Tuesday, February 01, 2005
I took my almost 16-year old niece, Morgan, to Manhattan last week for her first visit to the Big Apple. I love the city, and love sharing it with friends and family. We ran ourselves ragged, mostly seeing art and braving the cold. The highs were only in the 20’s and the wind was relentless, but we’re both originally from Alaska and won’t let a little thing like cold stop us. Morgan attends an alternative high school in Boulder, The Watershed School, which is based on experiential learning and expeditions to different environments. Her dean of students created a project assignment for Morgan centering on art, New York as a melting pot and as a destination for artists. And we managed to find time to do some shopping, too!
Thursday morning we went to The Whitney to see a retrospective of 50 years of works on paper by the artist Cy Twombly. I’m always interested in an artist’s work over time, especially recurring motifs. Twombly’s work has used a consistent visual vocabulary of text or writing or representations of writing. His large chalkboard paintings of the late 1960’s and early 1970’s are the most explicit “writing” but many of his works contain words. His work has also been inspired by Greek and Roman mythology for a long time. I loved this show. The Whitney’s collection also includes some wonderful 20th century art.
I wanted to go to the Whitney before going to the Metroplitan Museum of Art, since I know that I can spend entire days there. The Met has so much to see; but I find myself returning to their Impressionist and 20th century galleries, which is where my real interests lie. It was great to see Morgan seeing Van Gogh, Monet, Cezanne, etc etc etc. She noted how from far away the Monet haystacks look soft and smooth, but when you stand right next to the canvas it’s messy and thickly painted. We went to the Costume Institute show of Wild: Fashion Untamed, which shows different uses of animal motifs in fashion. It was both beautiful and repulsive to see all the fur and feathers on display. Much easier to enjoy the Temple of Dendur.
We went back to our hotel for a quick change and then to dinner at Picholine, which is perfectly located for Lincoln Center events. Wonderful flash seared white tuna appetizer for me and warm lobster salad for Morgan. Rich food. We went to an all-Balanchine performance of the New York City Ballet. Agon and Apollo, the first and last pieces of the program, were wonderful, with the outrageous extension and rapid footwork that typifies Balanchine’s choreography. The middle piece, Orpheus, was a story ballet with costumes by Noguchi; and it was too strange for both of us. Morgan’s assessment was that several of the costumes looked like they had puppy tails sewn on them. Neither of us liked this piece. Morgan noted that virtually every member of the audience was old and was Caucasian, which I fear signals the future demise of ballet. But it’s certainly alive and beautiful and being danced right now.
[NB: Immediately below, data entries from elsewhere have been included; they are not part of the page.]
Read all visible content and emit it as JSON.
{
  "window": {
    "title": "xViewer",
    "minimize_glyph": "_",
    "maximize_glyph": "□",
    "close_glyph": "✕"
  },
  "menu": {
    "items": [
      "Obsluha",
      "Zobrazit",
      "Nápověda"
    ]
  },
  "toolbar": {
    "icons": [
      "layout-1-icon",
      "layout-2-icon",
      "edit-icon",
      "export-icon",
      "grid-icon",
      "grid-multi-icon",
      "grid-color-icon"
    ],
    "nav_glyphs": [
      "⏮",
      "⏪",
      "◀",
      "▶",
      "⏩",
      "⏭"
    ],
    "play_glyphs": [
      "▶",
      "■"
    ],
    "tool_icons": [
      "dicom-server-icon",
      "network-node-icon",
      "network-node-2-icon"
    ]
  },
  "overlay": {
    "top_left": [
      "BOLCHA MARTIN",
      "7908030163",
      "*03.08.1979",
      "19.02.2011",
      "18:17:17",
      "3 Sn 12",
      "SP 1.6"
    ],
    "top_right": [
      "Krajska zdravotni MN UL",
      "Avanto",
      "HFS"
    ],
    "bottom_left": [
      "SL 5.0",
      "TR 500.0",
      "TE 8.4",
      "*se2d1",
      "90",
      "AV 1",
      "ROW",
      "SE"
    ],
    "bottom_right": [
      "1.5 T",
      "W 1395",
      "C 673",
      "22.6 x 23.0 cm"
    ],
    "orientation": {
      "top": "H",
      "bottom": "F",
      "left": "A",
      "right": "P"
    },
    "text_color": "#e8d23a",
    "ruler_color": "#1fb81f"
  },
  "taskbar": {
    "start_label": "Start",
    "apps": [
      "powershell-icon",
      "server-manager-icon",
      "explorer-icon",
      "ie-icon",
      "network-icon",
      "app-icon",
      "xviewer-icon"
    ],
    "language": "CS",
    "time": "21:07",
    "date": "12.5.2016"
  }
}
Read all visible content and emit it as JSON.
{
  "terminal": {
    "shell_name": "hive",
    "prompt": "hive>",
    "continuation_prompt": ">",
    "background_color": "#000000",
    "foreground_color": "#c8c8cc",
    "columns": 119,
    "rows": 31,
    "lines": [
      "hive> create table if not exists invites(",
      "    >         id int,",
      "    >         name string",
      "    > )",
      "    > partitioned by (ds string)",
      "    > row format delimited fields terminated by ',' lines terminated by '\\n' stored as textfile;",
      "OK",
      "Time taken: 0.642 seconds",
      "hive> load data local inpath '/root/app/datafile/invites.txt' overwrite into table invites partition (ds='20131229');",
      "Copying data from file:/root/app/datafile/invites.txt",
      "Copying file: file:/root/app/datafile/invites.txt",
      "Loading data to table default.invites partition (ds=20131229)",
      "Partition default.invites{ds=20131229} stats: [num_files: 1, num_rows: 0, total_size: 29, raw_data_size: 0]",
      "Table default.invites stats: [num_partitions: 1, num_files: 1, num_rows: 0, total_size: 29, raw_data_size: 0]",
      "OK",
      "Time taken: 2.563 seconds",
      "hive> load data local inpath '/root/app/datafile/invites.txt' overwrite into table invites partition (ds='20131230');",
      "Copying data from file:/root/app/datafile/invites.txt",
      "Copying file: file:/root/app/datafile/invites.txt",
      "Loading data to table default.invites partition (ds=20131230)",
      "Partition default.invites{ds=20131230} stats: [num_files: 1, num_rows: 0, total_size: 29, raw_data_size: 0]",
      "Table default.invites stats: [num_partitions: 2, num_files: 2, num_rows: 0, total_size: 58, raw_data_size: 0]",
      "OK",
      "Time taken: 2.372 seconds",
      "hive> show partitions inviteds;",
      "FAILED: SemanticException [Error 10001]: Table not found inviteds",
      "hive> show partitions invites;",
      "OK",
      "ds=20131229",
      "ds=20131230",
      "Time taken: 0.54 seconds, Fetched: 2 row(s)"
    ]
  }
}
Friday morning we went to the new MoMA. As we walked from our hotel on Lexington toward the MoMA I could see a long line already formed in the cold. I wasn’t sure I had the fortitude to wait to get in; but the tickets I had purchased in advance from their website allowed us to immediately enter the museum without any wait at all. Praise to the internet!
The new building feels to me much like the old building, with large white-walled galleries and several dead ends that force you to walk back through the art you’ve already looked at. I’m not sure how much museums should be about architecture versus being about places to see art; so I think the new building works well as an enormous glorified gallery. The audio tour which I reserved for Morgan was full of the usual pretentious art critic language. Why can’t they just tell you about Malevich’s life and work and historical context in plain English? By the time we were going through the upper floors the museum started to get crowded, but our timely entry gave us a leisurely art viewing and discussing experience. It’s great to have the MoMA opened again.
We spent Friday afternoon with a childhood friend of mine from Alaska who is now a successful visual artist in New York. Theresa Chong, who is represented by Danese Gallery, grew up in Fairbanks and played cello in school orchestra and youth symphony and the Fairbanks Symphony with me. We reconnected last spring after drifting apart after our college years. It’s a special experience to go gallery hopping with an artist. We hit many of the Chelsea galleries: Gagosian, Matthew Marks, Cheim and Read, and about 15 others. Morgan was a really good sport to keep looking at art and listen to Theresa and I talk about it. We went back to Theresa’s studio to look at her current work, and then went to dinner at Meet Restaurant on Gansevort Street, which is possibly the loudest restaurant I’ve ever been to. It’s interesting to see formerly marginal neighborhoods get swallowed up by the gentrification/gallerification of downtown. After dinner Theresa and her husband, Brian, gave us a ride through Times Square so Morgan could see the lights.
Saturday we wandered through SoHo and did some shopping at stores that don’t exist in Colorado, and then came home. It’s great to spend time there, and remember why we moved away from the big city (Boston) to live in a place where our golden retrievers run free and we can’t see another house from our house and the pace is livable. But New York is one of my very favorite places to visit – and I look forward to my next trip with Morgan.